The key issue in security sector is the militias. The local councils that are in charge of administrating cities have military components to them but they do not have full control of those components. Thus militias are controlling the streets, while not under the control of the government. Indeed, militias never combined into one united force during, or after the conflict, and are now ruling over their own sections of territory thus undermining the authority of the elected government. In addition, the previously mentioned Islamic Movement for Change “has been busy arming itself and forming loyal armed brigades”, while giving a supporting political rhetoric in favour of the regime. Indeed, the security sector disorder has manifested itself in the attack on the US embassy in September, with a result of 4 deaths - one of which was the US ambassador. However, there is hope that with time the elected government will acquire more power and will be able to get the security sector under its control. Indeed, the Libyan people are tired of fighting and want security, which has been demonstrated by the revolt against militias in response to attacks on US embassy. This has given the government the opportunity to “take more concentrated action to consolidate military forces under its command.” One of the ways suggested of reintegrating militias into society is with “a combination of financial rewards, promise of adequate social standing, and above all, assurances that laying down their arms will not jeopardize their safety or that of their community.” However, this can only be done by the elected legitimate government. Indeed, even though there is also still a lot of peacebuilding to be done in economic development, social rehabilitation and regulatory reform, it should be done by the elected government rather than outside forces or foreign diplomats. Otherwise, the process will not to be deemed legitimate and acceptable by the local people.

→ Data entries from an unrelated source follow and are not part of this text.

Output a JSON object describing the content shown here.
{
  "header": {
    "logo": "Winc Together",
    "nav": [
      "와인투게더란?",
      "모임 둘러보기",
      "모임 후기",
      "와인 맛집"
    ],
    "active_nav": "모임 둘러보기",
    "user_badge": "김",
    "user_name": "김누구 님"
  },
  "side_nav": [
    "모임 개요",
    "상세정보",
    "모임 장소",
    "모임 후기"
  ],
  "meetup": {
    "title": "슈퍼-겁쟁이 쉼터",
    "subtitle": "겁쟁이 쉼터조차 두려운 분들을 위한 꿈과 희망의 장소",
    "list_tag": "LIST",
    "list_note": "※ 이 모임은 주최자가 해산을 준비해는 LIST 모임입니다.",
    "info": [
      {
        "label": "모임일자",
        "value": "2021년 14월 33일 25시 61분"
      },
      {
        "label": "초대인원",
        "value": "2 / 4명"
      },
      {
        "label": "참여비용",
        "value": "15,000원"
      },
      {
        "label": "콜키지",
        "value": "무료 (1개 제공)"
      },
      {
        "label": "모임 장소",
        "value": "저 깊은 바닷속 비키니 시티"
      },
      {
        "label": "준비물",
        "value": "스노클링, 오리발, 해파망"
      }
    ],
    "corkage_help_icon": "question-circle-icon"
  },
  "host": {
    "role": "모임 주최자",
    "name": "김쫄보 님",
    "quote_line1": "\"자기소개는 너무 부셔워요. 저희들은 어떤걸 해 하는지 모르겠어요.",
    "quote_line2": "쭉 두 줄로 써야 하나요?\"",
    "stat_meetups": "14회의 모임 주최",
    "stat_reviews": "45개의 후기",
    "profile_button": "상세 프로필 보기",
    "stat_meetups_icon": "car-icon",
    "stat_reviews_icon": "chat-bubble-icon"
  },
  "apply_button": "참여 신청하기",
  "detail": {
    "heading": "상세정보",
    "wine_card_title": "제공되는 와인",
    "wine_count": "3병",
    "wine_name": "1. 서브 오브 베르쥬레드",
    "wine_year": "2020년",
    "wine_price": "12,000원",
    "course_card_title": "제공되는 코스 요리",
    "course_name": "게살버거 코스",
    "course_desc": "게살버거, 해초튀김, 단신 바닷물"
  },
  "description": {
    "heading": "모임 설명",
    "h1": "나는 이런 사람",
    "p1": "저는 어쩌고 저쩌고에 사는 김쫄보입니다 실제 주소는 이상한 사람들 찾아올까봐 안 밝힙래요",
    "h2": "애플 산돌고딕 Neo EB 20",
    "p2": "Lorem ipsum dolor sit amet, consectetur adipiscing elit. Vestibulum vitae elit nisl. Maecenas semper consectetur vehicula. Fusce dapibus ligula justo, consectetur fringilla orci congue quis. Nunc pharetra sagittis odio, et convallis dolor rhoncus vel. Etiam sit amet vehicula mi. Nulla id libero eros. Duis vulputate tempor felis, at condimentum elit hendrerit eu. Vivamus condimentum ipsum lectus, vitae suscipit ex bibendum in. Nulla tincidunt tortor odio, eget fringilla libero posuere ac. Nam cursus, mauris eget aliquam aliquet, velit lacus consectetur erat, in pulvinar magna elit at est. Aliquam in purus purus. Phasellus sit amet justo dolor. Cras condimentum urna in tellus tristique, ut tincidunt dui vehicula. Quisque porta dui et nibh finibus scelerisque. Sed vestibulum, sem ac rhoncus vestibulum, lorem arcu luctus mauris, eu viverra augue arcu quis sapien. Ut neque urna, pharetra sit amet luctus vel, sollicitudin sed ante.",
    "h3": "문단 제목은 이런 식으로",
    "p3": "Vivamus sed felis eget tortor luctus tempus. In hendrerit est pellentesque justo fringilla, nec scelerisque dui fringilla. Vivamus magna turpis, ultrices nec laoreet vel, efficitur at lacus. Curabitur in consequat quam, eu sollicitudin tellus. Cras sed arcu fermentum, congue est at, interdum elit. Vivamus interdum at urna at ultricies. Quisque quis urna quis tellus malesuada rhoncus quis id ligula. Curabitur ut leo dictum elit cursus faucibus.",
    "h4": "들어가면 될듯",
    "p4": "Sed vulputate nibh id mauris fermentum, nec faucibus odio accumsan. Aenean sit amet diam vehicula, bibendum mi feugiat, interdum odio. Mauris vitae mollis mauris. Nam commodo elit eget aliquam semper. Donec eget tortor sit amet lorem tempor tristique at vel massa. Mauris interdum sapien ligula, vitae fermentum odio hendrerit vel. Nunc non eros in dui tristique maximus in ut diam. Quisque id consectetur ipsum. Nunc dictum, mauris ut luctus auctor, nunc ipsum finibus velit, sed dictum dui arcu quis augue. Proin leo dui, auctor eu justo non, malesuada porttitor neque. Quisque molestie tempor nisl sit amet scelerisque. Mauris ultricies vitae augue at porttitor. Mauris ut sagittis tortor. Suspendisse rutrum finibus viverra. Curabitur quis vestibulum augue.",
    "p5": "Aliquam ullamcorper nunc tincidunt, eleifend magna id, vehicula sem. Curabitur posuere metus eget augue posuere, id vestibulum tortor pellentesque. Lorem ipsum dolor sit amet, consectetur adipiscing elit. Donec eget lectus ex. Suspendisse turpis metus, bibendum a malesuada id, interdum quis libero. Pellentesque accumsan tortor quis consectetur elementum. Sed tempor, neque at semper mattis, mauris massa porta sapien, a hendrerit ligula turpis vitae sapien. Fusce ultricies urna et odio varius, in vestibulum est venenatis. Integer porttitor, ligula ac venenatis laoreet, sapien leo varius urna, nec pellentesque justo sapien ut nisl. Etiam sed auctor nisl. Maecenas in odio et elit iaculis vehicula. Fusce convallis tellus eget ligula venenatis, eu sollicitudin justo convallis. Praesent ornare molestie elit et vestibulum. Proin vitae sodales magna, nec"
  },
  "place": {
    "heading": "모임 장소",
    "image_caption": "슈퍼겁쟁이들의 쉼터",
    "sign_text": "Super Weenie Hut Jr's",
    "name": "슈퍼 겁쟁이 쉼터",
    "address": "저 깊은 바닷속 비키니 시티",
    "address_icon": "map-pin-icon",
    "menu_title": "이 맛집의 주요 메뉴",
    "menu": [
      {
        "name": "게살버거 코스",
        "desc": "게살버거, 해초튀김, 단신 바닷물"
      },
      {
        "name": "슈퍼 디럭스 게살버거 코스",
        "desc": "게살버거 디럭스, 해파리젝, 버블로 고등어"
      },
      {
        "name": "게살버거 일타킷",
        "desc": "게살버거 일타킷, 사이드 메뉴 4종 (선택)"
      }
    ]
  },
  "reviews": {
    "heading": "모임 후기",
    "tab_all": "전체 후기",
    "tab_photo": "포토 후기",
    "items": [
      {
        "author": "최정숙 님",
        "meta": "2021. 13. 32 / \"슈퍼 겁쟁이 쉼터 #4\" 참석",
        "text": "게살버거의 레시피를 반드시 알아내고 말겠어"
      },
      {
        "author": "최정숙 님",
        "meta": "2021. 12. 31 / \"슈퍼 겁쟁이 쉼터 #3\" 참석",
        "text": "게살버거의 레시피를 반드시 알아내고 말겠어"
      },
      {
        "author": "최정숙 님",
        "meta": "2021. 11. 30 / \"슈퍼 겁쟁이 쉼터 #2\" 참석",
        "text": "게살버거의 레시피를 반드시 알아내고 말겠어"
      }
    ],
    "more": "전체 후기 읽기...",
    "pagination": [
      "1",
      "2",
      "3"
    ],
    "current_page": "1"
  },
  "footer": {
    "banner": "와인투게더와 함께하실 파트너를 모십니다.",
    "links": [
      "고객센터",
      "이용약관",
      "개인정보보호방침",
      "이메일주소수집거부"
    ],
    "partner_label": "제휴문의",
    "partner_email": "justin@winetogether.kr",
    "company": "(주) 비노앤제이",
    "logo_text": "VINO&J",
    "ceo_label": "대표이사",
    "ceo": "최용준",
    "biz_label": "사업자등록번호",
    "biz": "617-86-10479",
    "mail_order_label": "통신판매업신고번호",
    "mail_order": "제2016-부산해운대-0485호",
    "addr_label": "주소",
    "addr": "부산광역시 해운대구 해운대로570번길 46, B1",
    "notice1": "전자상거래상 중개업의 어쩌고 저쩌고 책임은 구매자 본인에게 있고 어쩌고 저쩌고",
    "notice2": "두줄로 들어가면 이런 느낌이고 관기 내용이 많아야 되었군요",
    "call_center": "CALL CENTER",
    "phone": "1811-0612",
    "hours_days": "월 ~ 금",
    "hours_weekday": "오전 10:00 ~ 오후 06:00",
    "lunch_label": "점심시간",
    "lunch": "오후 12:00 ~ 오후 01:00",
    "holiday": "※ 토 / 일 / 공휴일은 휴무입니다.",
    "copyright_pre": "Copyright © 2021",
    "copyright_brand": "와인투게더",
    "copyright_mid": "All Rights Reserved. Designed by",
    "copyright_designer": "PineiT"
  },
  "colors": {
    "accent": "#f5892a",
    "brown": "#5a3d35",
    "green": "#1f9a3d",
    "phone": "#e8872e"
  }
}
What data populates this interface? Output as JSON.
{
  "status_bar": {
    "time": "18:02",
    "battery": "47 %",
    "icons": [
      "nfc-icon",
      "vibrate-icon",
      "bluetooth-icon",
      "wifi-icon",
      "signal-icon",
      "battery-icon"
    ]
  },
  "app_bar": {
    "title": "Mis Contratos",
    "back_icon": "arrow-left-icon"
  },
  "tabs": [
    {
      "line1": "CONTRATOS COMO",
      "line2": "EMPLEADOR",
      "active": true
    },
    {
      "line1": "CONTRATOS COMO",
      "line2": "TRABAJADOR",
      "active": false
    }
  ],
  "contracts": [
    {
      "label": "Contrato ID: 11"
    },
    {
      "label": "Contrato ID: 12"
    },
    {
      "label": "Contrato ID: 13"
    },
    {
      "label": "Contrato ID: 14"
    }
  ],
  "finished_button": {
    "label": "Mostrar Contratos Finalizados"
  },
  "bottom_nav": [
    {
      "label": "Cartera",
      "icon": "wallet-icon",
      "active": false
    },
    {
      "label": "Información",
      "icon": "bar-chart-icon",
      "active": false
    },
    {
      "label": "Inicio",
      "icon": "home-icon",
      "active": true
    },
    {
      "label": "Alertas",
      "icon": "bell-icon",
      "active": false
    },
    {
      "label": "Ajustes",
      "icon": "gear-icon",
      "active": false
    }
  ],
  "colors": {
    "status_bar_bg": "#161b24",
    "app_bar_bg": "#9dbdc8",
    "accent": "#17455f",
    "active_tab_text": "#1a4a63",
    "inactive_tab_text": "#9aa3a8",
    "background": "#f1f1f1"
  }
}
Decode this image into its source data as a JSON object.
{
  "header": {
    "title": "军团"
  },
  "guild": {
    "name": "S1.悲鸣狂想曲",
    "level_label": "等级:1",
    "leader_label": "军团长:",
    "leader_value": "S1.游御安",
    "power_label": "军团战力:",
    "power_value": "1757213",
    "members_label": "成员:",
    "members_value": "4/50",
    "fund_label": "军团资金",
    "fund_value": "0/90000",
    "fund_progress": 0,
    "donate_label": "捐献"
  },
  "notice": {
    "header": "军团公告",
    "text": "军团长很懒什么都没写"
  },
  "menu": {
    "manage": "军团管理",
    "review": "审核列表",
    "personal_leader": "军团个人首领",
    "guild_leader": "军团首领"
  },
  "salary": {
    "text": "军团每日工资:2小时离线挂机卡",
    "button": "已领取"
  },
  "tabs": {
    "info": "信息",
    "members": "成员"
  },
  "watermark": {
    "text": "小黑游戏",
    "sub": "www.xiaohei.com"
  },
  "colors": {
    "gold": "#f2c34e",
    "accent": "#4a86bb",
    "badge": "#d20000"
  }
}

Currently, UN peacebuilding mission is headed by UN Support Mission in Libya that was created in order to “assist the Libyan authorities to define national needs and priorities throughout Libya, and to match these with offers of strategic and technical advice where appropriate.” It is meant to provide support in the following areas: democratic transition, Rule of Law & Human Right, Security Sector Reform, International Assistance Coordination and countering of illicit proliferation of arms. If UNSMIL follows its mandate closely, then it will be a positive force in Libya. However, it must be careful not to highjack the transition and state-building process from the Libyan people and government in order to install the Western values. If the Libyan people believe that changes in their political system are coming from outside, then they will be less likely to trust it and more likely to rebel against it.
 World Bank, Libya Overview, Sep. 2012, 10 Dec.2012 <http://www.worldbank.org/en/country/libya/overview>.
 BBC News, Libyan Parliament Approves New Government, 13 Oct.2012, 10 Dec.2012 <http://www.bbc.co.uk/news/world-africa-20152538>.
 World Bank, Libya Overview, Sep. 2012, 10 Dec.2012, <http://www.worldbank.org/en/country/libya/overview>.
 Ibid. 17.
 Ibid. 17.
 Ibid. 17.
 Ibid. 19.
 Youssef Mohammad Sawani, “Post-Qadhafi Libya: Interactive Dynamics and the Political Future,” Contemporary Arab Affairs, 5:1 (2012): 9.
 Ibid. 16.
 Christopher S. Chivvis, Keith Crane, Peter Mandaville, Jeffrey Martini, “Libya’s Post- Qaddafi Transition: The Nation-Building Challenge,” RAND Corporation (2012): 4.
 Ibid. 19.
 Ibid. 3.
 Ibid. 5.
 Ibid. 6.
 UNSMIL, UNSMIL Mandate, 10 Dec.2012 <http://unsmil.unmissions.org/Default.aspx?tabid=3544&language=en-US>.